Aim of the exercise ::
Go through the entries below, tally each line with the string "JSON", and give the final number by itself.

Supplied data Block Start

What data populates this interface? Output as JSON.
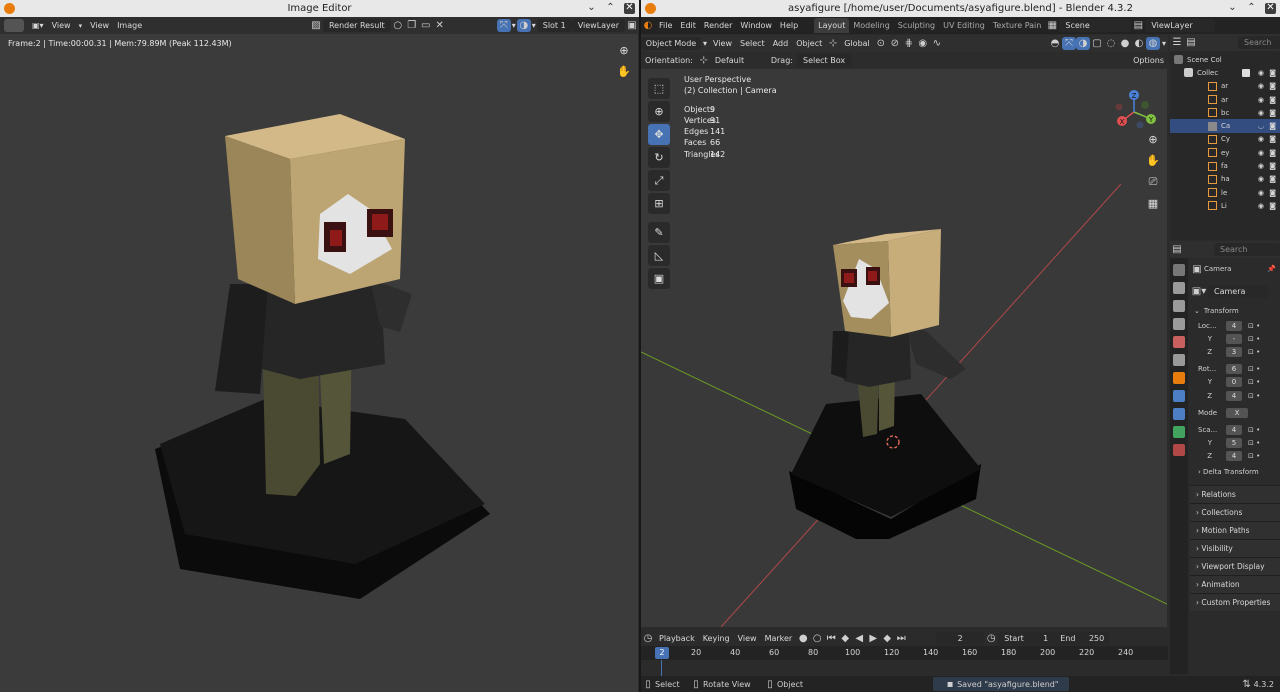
{
  "left_window": {
    "title": "Image Editor",
    "menu": [
      "View",
      "View",
      "Image"
    ],
    "image_name": "Render Result",
    "slot": "Slot 1",
    "layer": "ViewLayer",
    "info": "Frame:2 | Time:00:00.31 | Mem:79.89M (Peak 112.43M)"
  },
  "right_window": {
    "title": "asyafigure [/home/user/Documents/asyafigure.blend] - Blender 4.3.2",
    "menu": [
      "File",
      "Edit",
      "Render",
      "Window",
      "Help"
    ],
    "workspaces": [
      "Layout",
      "Modeling",
      "Sculpting",
      "UV Editing",
      "Texture Pain"
    ],
    "scene": "Scene",
    "view_layer": "ViewLayer",
    "mode": "Object Mode",
    "vp_menu": [
      "View",
      "Select",
      "Add",
      "Object"
    ],
    "transform_space": "Global",
    "orientation_label": "Orientation:",
    "orientation": "Default",
    "drag_label": "Drag:",
    "drag": "Select Box",
    "options": "Options",
    "overlay": {
      "view": "User Perspective",
      "collection": "(2) Collection | Camera",
      "stats": [
        {
          "k": "Objects",
          "v": "9"
        },
        {
          "k": "Vertices",
          "v": "91"
        },
        {
          "k": "Edges",
          "v": "141"
        },
        {
          "k": "Faces",
          "v": "66"
        },
        {
          "k": "Triangles",
          "v": "142"
        }
      ]
    },
    "gizmo": {
      "x": "X",
      "y": "Y",
      "z": "Z"
    },
    "outliner": {
      "search": "Search",
      "root": "Scene Col",
      "collection": "Collec",
      "items": [
        "ar",
        "ar",
        "bc",
        "Ca",
        "Cy",
        "ey",
        "fa",
        "ha",
        "le",
        "Li"
      ]
    },
    "properties": {
      "search": "Search",
      "object": "Camera",
      "data": "Camera",
      "transform": "Transform",
      "loc_label": "Loc...",
      "loc": [
        "4",
        "-",
        "3"
      ],
      "rot_label": "Rot...",
      "rot": [
        "6",
        "0",
        "4"
      ],
      "mode_label": "Mode",
      "mode": "X",
      "scale_label": "Sca...",
      "scale": [
        "4",
        "5",
        "4"
      ],
      "y": "Y",
      "z": "Z",
      "delta": "Delta Transform",
      "panels": [
        "Relations",
        "Collections",
        "Motion Paths",
        "Visibility",
        "Viewport Display",
        "Animation",
        "Custom Properties"
      ]
    },
    "timeline": {
      "menu": [
        "Playback",
        "Keying",
        "View",
        "Marker"
      ],
      "current_frame": "2",
      "start_label": "Start",
      "start": "1",
      "end_label": "End",
      "end": "250",
      "ticks": [
        "2",
        "20",
        "40",
        "60",
        "80",
        "100",
        "120",
        "140",
        "160",
        "180",
        "200",
        "220",
        "240"
      ]
    },
    "status": {
      "select": "Select",
      "rotate": "Rotate View",
      "object": "Object",
      "message": "Saved \"asyafigure.blend\"",
      "version": "4.3.2"
    }
  }
}
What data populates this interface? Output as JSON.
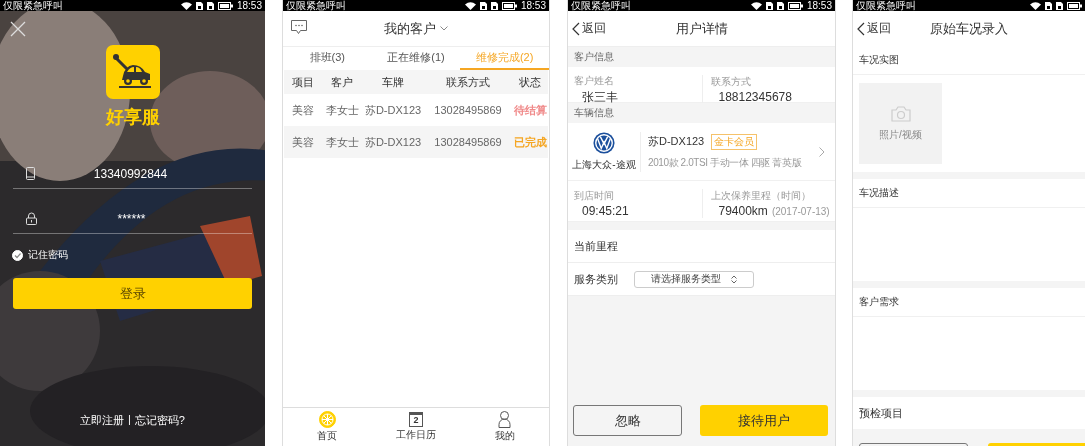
{
  "login_screen": {
    "status_bar": {
      "carrier": "仅限紧急呼叫",
      "time": "18:53"
    },
    "app_name": "好享服",
    "phone_field": {
      "value": "13340992844"
    },
    "password_field": {
      "value": "******"
    },
    "remember_password": {
      "label": "记住密码",
      "checked": true
    },
    "login_button": "登录",
    "links": [
      "立即注册",
      "忘记密码?"
    ],
    "link_separator": "|"
  },
  "customers_screen": {
    "status_bar": {
      "carrier": "仅限紧急呼叫",
      "time": "18:53"
    },
    "title": "我的客户",
    "tabs": [
      {
        "label": "排班(3)",
        "selected": false
      },
      {
        "label": "正在维修(1)",
        "selected": false
      },
      {
        "label": "维修完成(2)",
        "selected": true
      }
    ],
    "table": {
      "columns": [
        "项目",
        "客户",
        "车牌",
        "联系方式",
        "状态"
      ],
      "rows": [
        {
          "cells": [
            "美容",
            "李女士",
            "苏D-DX123",
            "13028495869"
          ],
          "status": "待结算",
          "color": "#f08a8a"
        },
        {
          "cells": [
            "美容",
            "李女士",
            "苏D-DX123",
            "13028495869"
          ],
          "status": "已完成",
          "color": "#f5a623"
        }
      ]
    },
    "bottom_nav": [
      {
        "label": "首页",
        "selected": true
      },
      {
        "label": "工作日历",
        "selected": false,
        "day": "2"
      },
      {
        "label": "我的",
        "selected": false
      }
    ]
  },
  "detail_screen": {
    "status_bar": {
      "carrier": "仅限紧急呼叫",
      "time": "18:53"
    },
    "back": "返回",
    "title": "用户详情",
    "customer_section": "客户信息",
    "customer_fields": [
      {
        "label": "客户姓名",
        "value": "张三丰"
      },
      {
        "label": "联系方式",
        "value": "18812345678"
      }
    ],
    "vehicle_section": "车辆信息",
    "vehicle": {
      "model": "上海大众-途观",
      "plate": "苏D-DX123",
      "badge": "金卡会员",
      "spec": "2010款 2.0TSI 手动一体 四驱 菁英版"
    },
    "visit_fields": [
      {
        "label": "到店时间",
        "value": "09:45:21"
      },
      {
        "label": "上次保养里程（时间）",
        "value": "79400km",
        "note": "(2017-07-13)"
      }
    ],
    "mileage_label": "当前里程",
    "service_type": {
      "label": "服务类别",
      "placeholder": "请选择服务类型"
    },
    "buttons": [
      {
        "label": "忽略",
        "kind": "secondary"
      },
      {
        "label": "接待用户",
        "kind": "primary"
      }
    ]
  },
  "condition_screen": {
    "status_bar": {
      "carrier": "仅限紧急呼叫"
    },
    "back": "返回",
    "title": "原始车况录入",
    "photo_section": "车况实图",
    "photo_placeholder": "照片/视频",
    "sections": [
      "车况描述",
      "客户需求"
    ],
    "precheck_label": "预检项目",
    "buttons": [
      {
        "kind": "secondary"
      },
      {
        "kind": "primary"
      }
    ]
  }
}
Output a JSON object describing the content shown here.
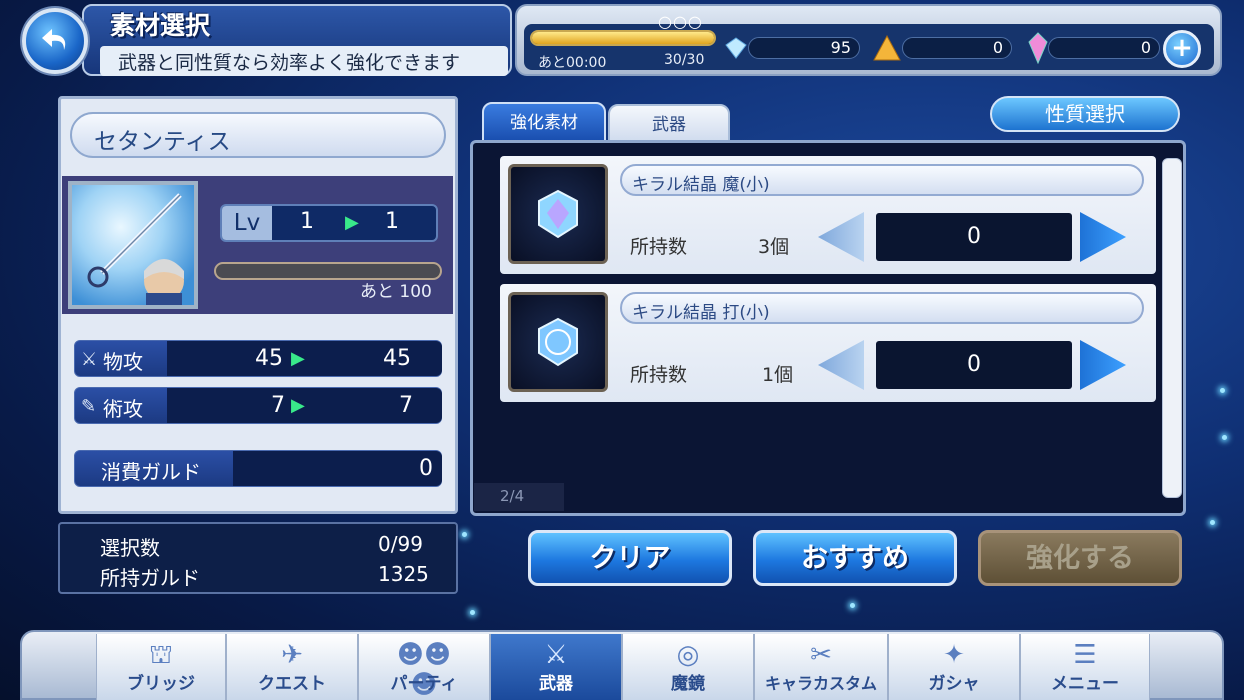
{
  "header": {
    "title": "素材選択",
    "subtitle": "武器と同性質なら効率よく強化できます"
  },
  "resources": {
    "dots": "○○○",
    "stamina_timer": "あと00:00",
    "stamina": "30/30",
    "gems": "95",
    "crystal_shards": "0",
    "prisms": "0"
  },
  "weapon": {
    "name": "セタンティス",
    "lv_label": "Lv",
    "lv_from": "1",
    "lv_to": "1",
    "exp_remaining": "あと 100",
    "stats": [
      {
        "label": "物攻",
        "from": "45",
        "to": "45"
      },
      {
        "label": "術攻",
        "from": "7",
        "to": "7"
      }
    ],
    "gil_cost_label": "消費ガルド",
    "gil_cost": "0"
  },
  "summary": {
    "selected_label": "選択数",
    "selected": "0/99",
    "owned_gil_label": "所持ガルド",
    "owned_gil": "1325"
  },
  "tabs": [
    {
      "label": "強化素材"
    },
    {
      "label": "武器"
    }
  ],
  "trait_button": "性質選択",
  "materials": [
    {
      "name": "キラル結晶 魔(小)",
      "owned_label": "所持数",
      "owned": "3個",
      "qty": "0"
    },
    {
      "name": "キラル結晶 打(小)",
      "owned_label": "所持数",
      "owned": "1個",
      "qty": "0"
    }
  ],
  "page_indicator": "2/4",
  "actions": {
    "clear": "クリア",
    "recommend": "おすすめ",
    "enhance": "強化する"
  },
  "nav": [
    {
      "label": "ブリッジ",
      "icon": "bridge-icon"
    },
    {
      "label": "クエスト",
      "icon": "quest-icon"
    },
    {
      "label": "パーティ",
      "icon": "party-icon"
    },
    {
      "label": "武器",
      "icon": "weapon-icon"
    },
    {
      "label": "魔鏡",
      "icon": "mirror-icon"
    },
    {
      "label": "キャラカスタム",
      "icon": "character-custom-icon"
    },
    {
      "label": "ガシャ",
      "icon": "gacha-icon"
    },
    {
      "label": "メニュー",
      "icon": "menu-icon"
    }
  ]
}
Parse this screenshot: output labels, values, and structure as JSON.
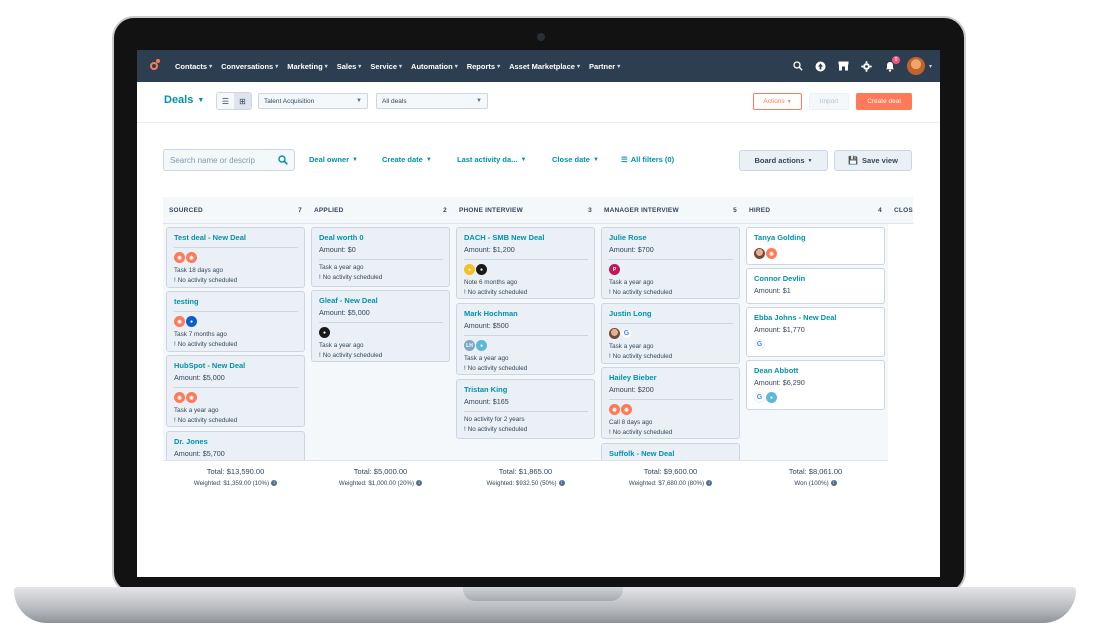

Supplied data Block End

Answer section ::
4